It’s Monday morning. At 9:12, I’m just now getting to work. I already feel behind. Last week threw me some curveballs, so the days I thought would be spent getting ahead on this blogging gig were spent doing crazy things that seem to randomly come up with this book-publishing thing I’ve committed to do.
And then Mother’s Day. We spent it with family, and I was thankful to also get away to a movie with friends at the end of the day.
But all that threw us completely off our routine.
We didn’t sort laundry for today’s Laundry Day last night. Today is Texas’s big, huge, daunting, icky testing day (one of them) so getting going with that in mind meant I never thought to remind the kids to bring and sort their laundry this morning.
After returning from school drop off and remembering what I’d forgotten, I felt that physical feeling of temptation and considered putting off Laundry Day until tomorrow.
But I didn’t.
Tomorrow is another big, huge, daunting, icky testing day.
Tonight is dance class and swim parent meeting and who-knows-what-else.

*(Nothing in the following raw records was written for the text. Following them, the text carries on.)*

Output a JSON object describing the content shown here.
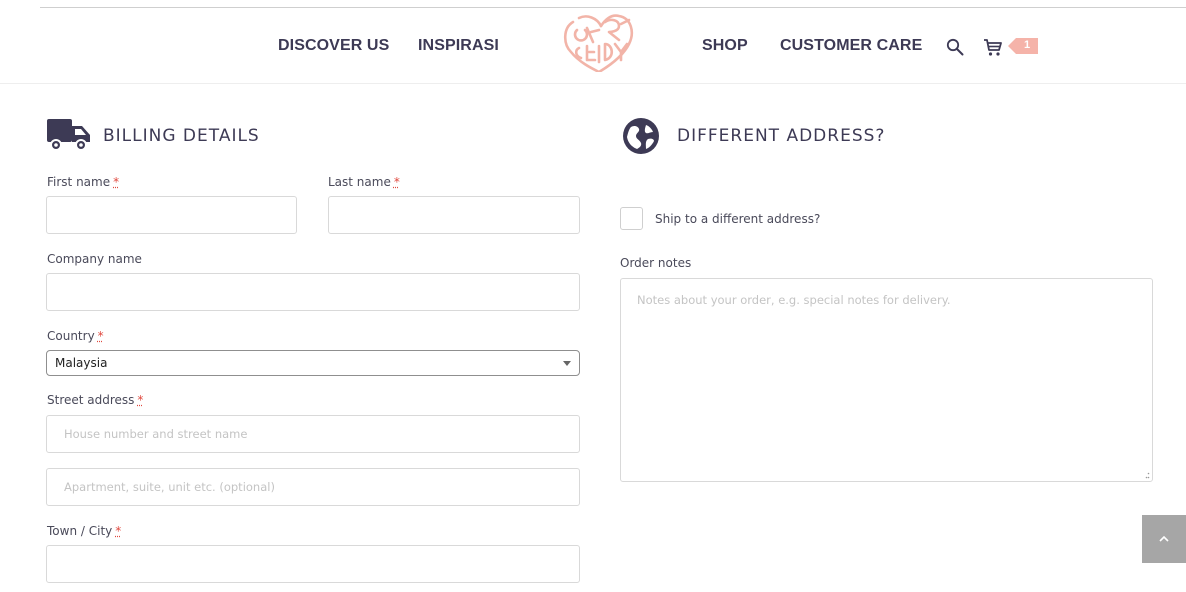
{
  "header": {
    "nav": {
      "discover": "DISCOVER US",
      "inspirasi": "INSPIRASI",
      "shop": "SHOP",
      "customer_care": "CUSTOMER CARE"
    },
    "cart_count": "1",
    "icons": {
      "search": "search-icon",
      "cart": "cart-icon",
      "logo": "brand-logo"
    }
  },
  "billing": {
    "title": "BILLING DETAILS",
    "icon": "truck-icon",
    "required_mark": "*",
    "first_name": {
      "label": "First name",
      "value": ""
    },
    "last_name": {
      "label": "Last name",
      "value": ""
    },
    "company": {
      "label": "Company name",
      "value": ""
    },
    "country": {
      "label": "Country",
      "value": "Malaysia"
    },
    "street": {
      "label": "Street address",
      "placeholder1": "House number and street name",
      "placeholder2": "Apartment, suite, unit etc. (optional)"
    },
    "town": {
      "label": "Town / City",
      "value": ""
    }
  },
  "shipping": {
    "title": "DIFFERENT ADDRESS?",
    "icon": "globe-icon",
    "ship_label": "Ship to a different address?",
    "ship_checked": false,
    "notes_label": "Order notes",
    "notes_placeholder": "Notes about your order, e.g. special notes for delivery."
  },
  "colors": {
    "brand_navy": "#3d3a55",
    "accent_pink": "#f5b3a9",
    "required_red": "#e0483e",
    "scroll_button": "#a6a6a6"
  }
}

The chances of remembering and doing and all that are 50/50. Which means the chances of forgetting and not doing and going commando are also 50/50.
Monday is Laundry Day. That works for us. I know, from experience both doing it this way for five years now and having clean clothes every day and from not having a routine at all for years and years and never knowing for certain that I’d have clean clothes on a random given day that we need Laundry Day. And we need it on Monday.
So I did it myself. I dragged hampers and baskets to our little hallway outside the laundry room and sorted it all by myself. And that took me a whole seven minutes, and now Laundry Day is underway just like it would have been if the kids had helped with the sorting, and we can all avoid wearing stinky socks tomorrow.
Yay for not smelling like feet.
And as I sorted, I pontificated. It’s what I do.
One of the questions I’m asked most is how to get family members to help out. Especially kids.
Now, to be clear, there are people who really do have it all together and simply need advice on getting their kids in on the loveliness of having it all together.
But those are not my people. My people are the ones who are overwhelmed. Who don’t have it all together.
That’s who I’m talking to, because I have learned how to not be overwhelmed, but I’ve given up on ever having it all together. (Whatever “it” is.)
How to Train Your Kids to Help With Cleaning Routines?
Step One: Have cleaning routines.
For real, y’all. Randomness doesn’t work. I tried it, and it just doesn’t.
I experimented with every laundry routine known to humankind and finally landed on one that works for our home and our family and my ridiculously-distractible personality.
With each random attempt, I randomly included the kids. When each random attempt failed, the kids breathed sighs of relief.
But once I established a routine, and kept up with that routine, we finally had a visible, trackable, observable, “way we do laundry.” So bringing the kids on a real routine was so much easier than when I was trying to explain something they’d never consistently seen happen.
And now, it’s their routine, too. Laundry Day is our family’s routine.
Any one of them could explain how laundry gets done in our home.
But obviously, I still have to parent. I (or Daddy, who is usually better at remembering than I am) have to remind them that the time has come to get Laundry Day rolling.
On weeks like this one, I’m reminded how thankful I am that the routine itself usually reminds me to remind them. And how now it’s actually helpful to have them help, unlike those years when I would make them help with the day’s random housekeeping and then grow so frustrated it was easier to just give up and do it myself.
Yay for routines.
Curious about Laundry Day? This explains how I got to the point of making it work.